Without protection under the law, what non-governmental organisations can do to help is limited. “For other cases, we can make suggestions on how you can file a complaint to the EOC and what ordinances you can refer to in your complaint…we can accompany you to the EOC and follow up the case together, but we cannot do it in this situation,” says Jodie Hui Pui-lam, the AAF’s coordinating officer.
Without the help of the non-governmental organisations, victims may seek help from their employers. However, many companies do not provide clear guidelines on handling sexual harassment from customers.
Julian Yau Chi-hung, the external vice-chairman of the Cathay Pacific Airways Flight Attendants Union thinks that the guidelines for front-line employees on how they should handle incidences of sexual harassment from passengers are inadequate. “They only tell us you need to report to your supervisor or call the police, they do not mention if we should make a record of it or ask for a witness,” he says.
Jenny Ho Kit-man, an executive committee member of the union, thinks companies are not motivated to provide clearer guidelines because the ordinance does not cover employees. “[They think] there are no protections so why should I do anything? It wouldn’t help you anyway,” says Ho.
Even when there are guidelines, they do not apply to all work scenarios. When 20-year-old Louisa Chan Lok-yee faced sexual harassment during her nursing internship, she was frightened and at a loss as to what she should do. In school, Chan had learnt how to avoid complaints of sexual harassment from patients but she was not taught what to do if the tables were turned.
On the second day of Chan’s internship, she and her classmate were assigned to change the diapers of the male patients. A 50-year-old patient asked Chan to clean his genital area although he did not need to change his diaper. Chan resisted at the beginning but agreed after the patient’s repeated requests. As she did so, the patient had an erection. “We were frightened, we asked him if we had hurt him but he said ‘No, it feels good and please continue’ but we felt really embarrassed,” says Chan.
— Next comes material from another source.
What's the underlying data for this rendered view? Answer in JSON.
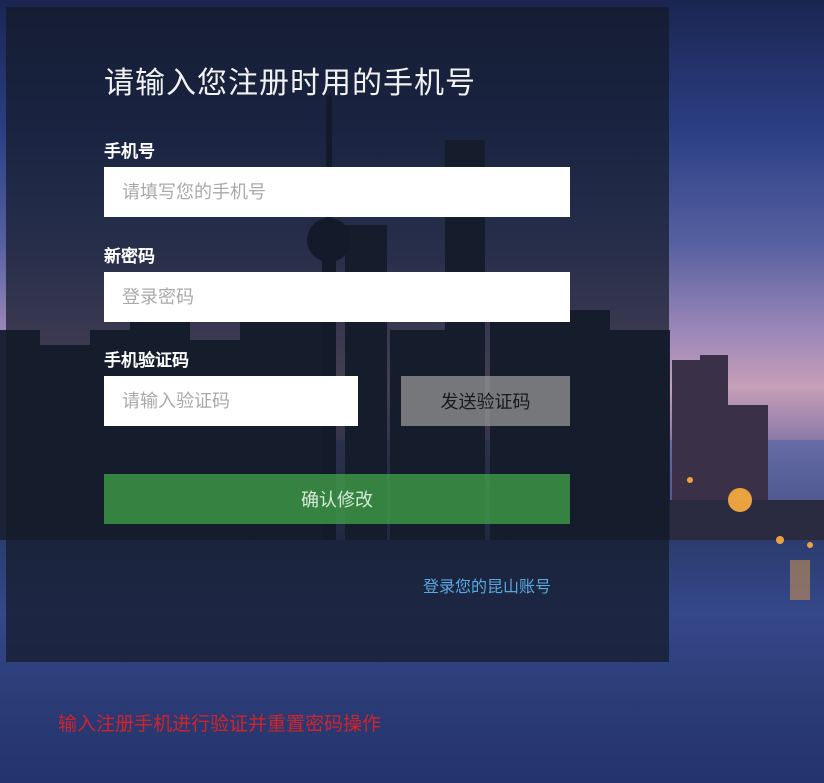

Chan reported the incident to her teacher at the school of nursing but the teacher neither took further action to assist her nor provided her with advice on how to handle similar cases.